By: E&P Staff
The Washington State Supreme Court ruled in favor of The Seattle Times this morning in a protracted battle with rival/partner the Seattle Post-Intelligencer. The papers have operated jointly since 1983.
?The Seattle Times family is gratified that the state’s highest court has upheld the Appeals Court ruling,? said Frank Blethen, publisher, in a statement. ?This lawsuit has been a costly and time-consuming effort during a particularly difficult time for metropolitan dailies.?
The Times, majority owned by the Blethen family, alleged that in 2002 Times’ executives attempted to negotiate with Hearst, the owners of the Post-Intelligencer, over losses incurred by the Times. When talks stalled, the Times invoked the ?loss clause? — part of a JOA that provides that if either paper loses money for three consecutive years, it can notify the other paper and begin a process to discuss changes in the agreement or ultimately terminate the JOA.

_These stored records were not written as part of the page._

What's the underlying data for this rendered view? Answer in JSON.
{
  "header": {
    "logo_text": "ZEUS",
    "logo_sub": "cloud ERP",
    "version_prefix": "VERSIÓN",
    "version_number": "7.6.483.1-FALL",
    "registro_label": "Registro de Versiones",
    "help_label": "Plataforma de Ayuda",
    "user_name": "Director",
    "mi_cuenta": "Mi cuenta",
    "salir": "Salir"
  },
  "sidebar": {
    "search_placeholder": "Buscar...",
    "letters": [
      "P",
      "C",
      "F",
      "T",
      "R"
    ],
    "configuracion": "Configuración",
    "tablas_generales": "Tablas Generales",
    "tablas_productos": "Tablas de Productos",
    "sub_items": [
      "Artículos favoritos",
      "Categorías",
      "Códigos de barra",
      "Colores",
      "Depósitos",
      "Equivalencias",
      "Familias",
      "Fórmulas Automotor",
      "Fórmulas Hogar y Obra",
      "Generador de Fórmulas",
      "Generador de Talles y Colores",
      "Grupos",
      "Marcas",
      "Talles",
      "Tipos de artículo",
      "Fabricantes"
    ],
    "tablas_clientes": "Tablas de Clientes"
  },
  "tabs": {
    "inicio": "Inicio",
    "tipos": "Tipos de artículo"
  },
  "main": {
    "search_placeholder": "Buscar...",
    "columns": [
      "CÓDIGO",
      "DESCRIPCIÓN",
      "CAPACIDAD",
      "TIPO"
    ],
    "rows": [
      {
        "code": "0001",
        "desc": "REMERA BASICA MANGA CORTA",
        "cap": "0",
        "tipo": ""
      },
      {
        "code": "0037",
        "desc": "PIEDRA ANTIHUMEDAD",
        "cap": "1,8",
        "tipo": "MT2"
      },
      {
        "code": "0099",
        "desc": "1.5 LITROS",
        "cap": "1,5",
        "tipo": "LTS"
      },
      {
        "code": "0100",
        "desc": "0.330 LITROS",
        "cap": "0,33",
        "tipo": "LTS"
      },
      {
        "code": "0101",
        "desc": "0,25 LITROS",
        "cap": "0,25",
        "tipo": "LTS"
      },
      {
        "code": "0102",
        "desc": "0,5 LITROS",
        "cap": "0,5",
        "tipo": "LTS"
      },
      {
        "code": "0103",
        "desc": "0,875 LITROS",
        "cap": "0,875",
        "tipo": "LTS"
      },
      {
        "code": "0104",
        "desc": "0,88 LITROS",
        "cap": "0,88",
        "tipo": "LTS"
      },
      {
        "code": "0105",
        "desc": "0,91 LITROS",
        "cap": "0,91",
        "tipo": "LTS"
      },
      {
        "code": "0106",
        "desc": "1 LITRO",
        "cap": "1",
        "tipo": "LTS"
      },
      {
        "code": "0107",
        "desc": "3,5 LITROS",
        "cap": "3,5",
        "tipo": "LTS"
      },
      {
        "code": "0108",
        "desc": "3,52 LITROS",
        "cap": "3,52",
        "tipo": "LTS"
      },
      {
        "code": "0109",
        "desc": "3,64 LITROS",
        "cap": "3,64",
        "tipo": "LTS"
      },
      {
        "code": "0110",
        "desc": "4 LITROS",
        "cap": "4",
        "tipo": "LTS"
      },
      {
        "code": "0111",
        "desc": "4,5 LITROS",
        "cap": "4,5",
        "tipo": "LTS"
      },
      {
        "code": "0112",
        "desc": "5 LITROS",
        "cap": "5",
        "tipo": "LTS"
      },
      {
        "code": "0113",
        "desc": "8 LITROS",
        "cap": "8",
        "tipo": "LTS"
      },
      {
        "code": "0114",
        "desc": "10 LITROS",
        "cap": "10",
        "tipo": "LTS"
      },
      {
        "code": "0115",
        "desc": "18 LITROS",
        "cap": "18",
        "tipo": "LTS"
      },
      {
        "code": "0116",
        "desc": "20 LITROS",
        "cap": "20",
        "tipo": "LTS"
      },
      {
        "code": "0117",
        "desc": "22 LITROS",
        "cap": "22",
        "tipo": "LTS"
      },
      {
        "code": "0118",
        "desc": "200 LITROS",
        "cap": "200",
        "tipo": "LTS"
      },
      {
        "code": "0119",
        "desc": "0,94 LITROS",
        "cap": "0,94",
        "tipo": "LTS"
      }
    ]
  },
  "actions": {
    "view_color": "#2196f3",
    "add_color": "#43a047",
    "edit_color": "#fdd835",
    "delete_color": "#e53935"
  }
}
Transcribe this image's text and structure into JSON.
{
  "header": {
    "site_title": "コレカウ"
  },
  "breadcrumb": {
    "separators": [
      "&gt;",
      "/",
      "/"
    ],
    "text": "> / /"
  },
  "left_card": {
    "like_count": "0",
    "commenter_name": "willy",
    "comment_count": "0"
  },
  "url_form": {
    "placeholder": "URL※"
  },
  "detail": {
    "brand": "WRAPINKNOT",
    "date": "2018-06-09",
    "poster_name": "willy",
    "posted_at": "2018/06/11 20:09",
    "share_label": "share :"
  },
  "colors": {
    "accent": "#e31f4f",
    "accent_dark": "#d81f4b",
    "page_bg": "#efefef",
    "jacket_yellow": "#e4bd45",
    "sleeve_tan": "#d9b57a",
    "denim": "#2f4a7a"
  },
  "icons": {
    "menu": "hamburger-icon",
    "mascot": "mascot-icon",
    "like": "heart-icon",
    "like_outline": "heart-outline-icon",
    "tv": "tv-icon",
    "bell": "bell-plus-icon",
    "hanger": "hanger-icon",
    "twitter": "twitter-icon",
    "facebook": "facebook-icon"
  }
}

Hearst filed a pre-emptive lawsuit.
?We are disappointed with the decision but this case is far from over,? said Hearst spokesman Paul Luthringer. ?We believe we will ultimately prevail. There are many issues to be resolved. We will continue our efforts to preserve two separate and distinct editorial voices in Seattle.?
At issue, according to a statement, in the Supreme Court decision was Hearst’s claim that losses in 2000 and 2001 relating to a newspaper strike should not be counted under the ?loss clause? in the contract. The court agreed with the Times that nothing in the contract excludes strike losses.
?The Times has lost money every year since 2000,? Blethen said in a statement. ?It is our hope that that the Hearst Corp. will join the Times in modifying the JOA contract to reflect today’s difficult newspaper economies so that the Times has a fair chance to become profitable again. A return to profitability will enable the Times to remain locally owned and focused on quality, independent journalism for our city and our region.
?The Times entered the JOA more than 20 years ago with the Post-Intelligencer, which was failing financially. For most of that time the JOA served our community well, but it doesn’t any more. Increased media competition, changing demographics, and economic pressures have made the JOA, as presently structured, obsolete and a threat to the Times’ survival. Our only objective, when we acted reluctantly to modify the terms of the JOA, was to assure the preservation of the Times as a financially viable newspaper serving the needs of the community.?
The Supreme Court upheld the Appeals Court ruling from March 2004.